** Problem details **
Pick out every line of the entries below where "this" occurs, and copy those lines.

** Dataset excerpts **
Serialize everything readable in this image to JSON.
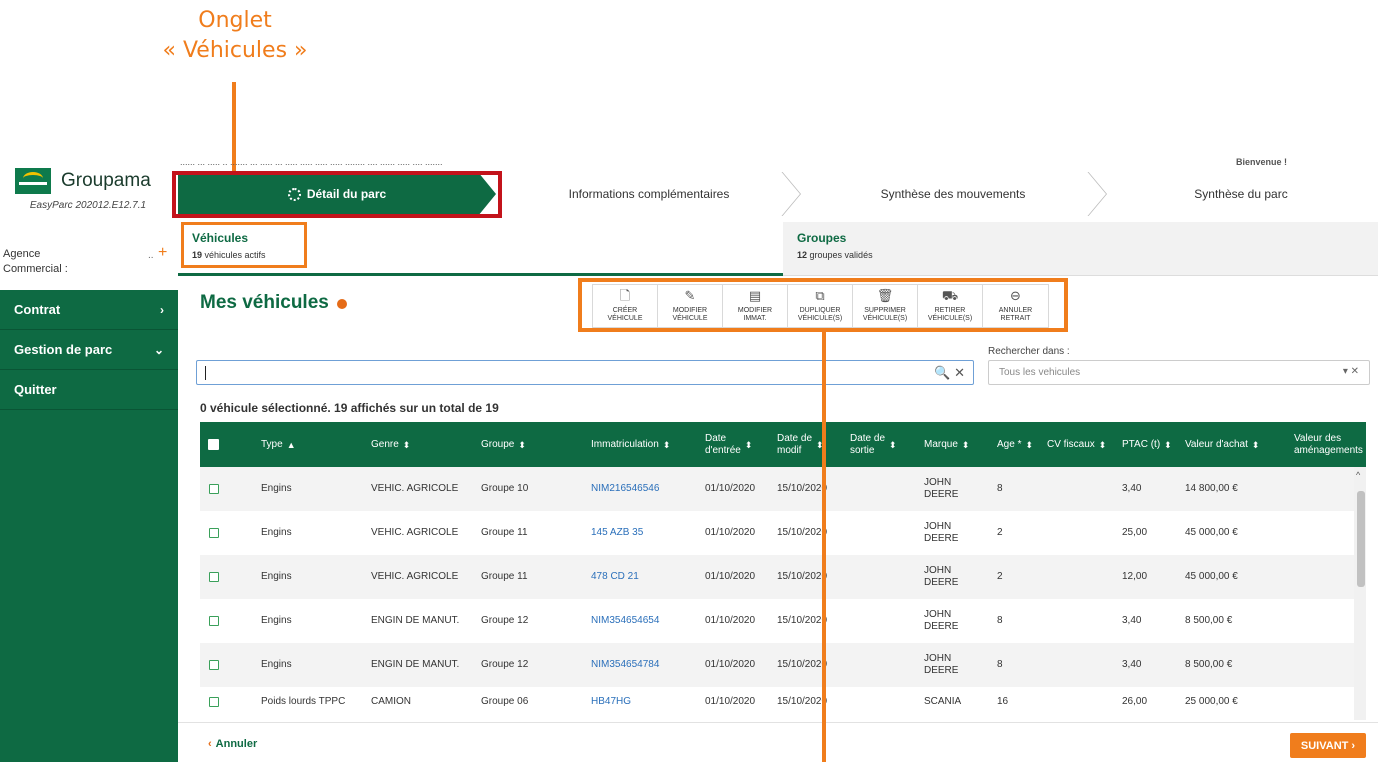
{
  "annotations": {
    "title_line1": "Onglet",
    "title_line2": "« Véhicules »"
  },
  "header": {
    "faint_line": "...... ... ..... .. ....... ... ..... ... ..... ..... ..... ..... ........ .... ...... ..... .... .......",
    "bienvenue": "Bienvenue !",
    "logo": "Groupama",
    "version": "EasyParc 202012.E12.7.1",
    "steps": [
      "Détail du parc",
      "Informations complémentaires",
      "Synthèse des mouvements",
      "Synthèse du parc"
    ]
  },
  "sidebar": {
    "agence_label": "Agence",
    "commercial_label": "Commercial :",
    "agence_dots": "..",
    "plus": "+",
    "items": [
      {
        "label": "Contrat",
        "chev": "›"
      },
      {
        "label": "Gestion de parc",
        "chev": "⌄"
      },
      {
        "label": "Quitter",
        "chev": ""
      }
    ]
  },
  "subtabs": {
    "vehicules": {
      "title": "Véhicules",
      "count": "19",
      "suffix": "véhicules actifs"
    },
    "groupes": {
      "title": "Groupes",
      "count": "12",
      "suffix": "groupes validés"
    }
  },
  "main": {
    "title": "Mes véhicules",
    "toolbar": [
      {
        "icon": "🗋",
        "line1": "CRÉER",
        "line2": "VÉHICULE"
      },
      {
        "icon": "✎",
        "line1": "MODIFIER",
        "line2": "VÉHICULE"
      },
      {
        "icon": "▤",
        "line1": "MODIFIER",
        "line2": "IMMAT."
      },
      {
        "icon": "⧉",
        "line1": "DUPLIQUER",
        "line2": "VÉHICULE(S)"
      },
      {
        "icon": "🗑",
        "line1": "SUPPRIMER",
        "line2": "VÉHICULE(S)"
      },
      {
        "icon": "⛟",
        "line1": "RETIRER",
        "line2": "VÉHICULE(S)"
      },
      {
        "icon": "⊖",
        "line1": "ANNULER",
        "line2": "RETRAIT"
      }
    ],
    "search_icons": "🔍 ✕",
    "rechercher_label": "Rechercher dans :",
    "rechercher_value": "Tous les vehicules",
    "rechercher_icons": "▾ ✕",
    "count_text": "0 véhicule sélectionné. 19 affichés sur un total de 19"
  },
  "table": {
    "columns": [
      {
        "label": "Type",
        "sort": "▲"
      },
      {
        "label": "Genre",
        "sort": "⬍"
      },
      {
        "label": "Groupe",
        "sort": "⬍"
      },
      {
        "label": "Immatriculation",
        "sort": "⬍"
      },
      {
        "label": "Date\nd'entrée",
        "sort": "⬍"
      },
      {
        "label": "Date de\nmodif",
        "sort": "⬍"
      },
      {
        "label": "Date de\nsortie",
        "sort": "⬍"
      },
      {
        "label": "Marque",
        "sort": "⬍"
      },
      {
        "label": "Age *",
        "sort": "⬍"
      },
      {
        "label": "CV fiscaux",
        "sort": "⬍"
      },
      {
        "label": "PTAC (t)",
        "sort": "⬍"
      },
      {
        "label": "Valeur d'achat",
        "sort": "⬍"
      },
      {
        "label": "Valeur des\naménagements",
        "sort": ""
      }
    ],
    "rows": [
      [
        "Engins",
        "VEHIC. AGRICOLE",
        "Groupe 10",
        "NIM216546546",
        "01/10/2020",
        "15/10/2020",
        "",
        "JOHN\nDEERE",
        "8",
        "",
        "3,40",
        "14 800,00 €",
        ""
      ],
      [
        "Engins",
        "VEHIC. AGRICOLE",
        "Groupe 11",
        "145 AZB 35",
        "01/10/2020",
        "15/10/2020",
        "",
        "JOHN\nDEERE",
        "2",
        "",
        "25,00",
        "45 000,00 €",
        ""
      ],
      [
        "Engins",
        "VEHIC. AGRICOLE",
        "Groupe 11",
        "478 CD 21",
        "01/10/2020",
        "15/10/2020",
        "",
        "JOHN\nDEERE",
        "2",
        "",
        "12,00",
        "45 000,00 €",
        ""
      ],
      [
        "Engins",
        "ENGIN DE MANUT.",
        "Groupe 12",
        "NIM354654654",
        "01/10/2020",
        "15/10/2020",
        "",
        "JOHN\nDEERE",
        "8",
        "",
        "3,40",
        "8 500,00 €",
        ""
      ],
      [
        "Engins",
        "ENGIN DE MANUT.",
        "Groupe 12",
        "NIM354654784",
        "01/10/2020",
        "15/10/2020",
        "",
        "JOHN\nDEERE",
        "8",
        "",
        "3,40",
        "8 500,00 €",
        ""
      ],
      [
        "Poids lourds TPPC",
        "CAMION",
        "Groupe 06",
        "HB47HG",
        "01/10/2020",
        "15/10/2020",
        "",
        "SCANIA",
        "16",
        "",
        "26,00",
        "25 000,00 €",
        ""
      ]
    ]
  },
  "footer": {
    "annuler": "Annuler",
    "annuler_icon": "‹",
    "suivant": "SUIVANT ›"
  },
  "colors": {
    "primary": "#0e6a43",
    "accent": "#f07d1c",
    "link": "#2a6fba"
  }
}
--
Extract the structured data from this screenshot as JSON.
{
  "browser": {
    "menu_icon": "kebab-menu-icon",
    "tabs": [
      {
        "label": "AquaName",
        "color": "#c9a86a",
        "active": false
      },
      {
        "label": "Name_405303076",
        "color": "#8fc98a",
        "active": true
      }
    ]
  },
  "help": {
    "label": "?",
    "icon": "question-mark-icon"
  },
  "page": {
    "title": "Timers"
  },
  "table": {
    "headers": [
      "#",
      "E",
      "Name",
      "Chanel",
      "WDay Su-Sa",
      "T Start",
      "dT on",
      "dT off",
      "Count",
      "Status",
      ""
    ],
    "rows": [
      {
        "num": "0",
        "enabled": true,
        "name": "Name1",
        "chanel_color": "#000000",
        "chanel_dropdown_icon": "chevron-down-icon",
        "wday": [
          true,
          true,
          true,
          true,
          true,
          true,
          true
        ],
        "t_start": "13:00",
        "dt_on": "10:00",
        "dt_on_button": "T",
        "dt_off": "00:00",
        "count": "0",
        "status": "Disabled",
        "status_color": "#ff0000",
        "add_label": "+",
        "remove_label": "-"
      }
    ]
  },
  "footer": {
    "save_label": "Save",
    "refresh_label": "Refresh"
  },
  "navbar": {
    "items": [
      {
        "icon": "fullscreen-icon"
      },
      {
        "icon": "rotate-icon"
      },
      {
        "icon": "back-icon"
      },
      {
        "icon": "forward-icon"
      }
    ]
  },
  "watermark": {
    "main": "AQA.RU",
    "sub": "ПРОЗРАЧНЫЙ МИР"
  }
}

** Response below **
Serialize everything readable in this image to JSON.
Extract the structured data from this screenshot as JSON.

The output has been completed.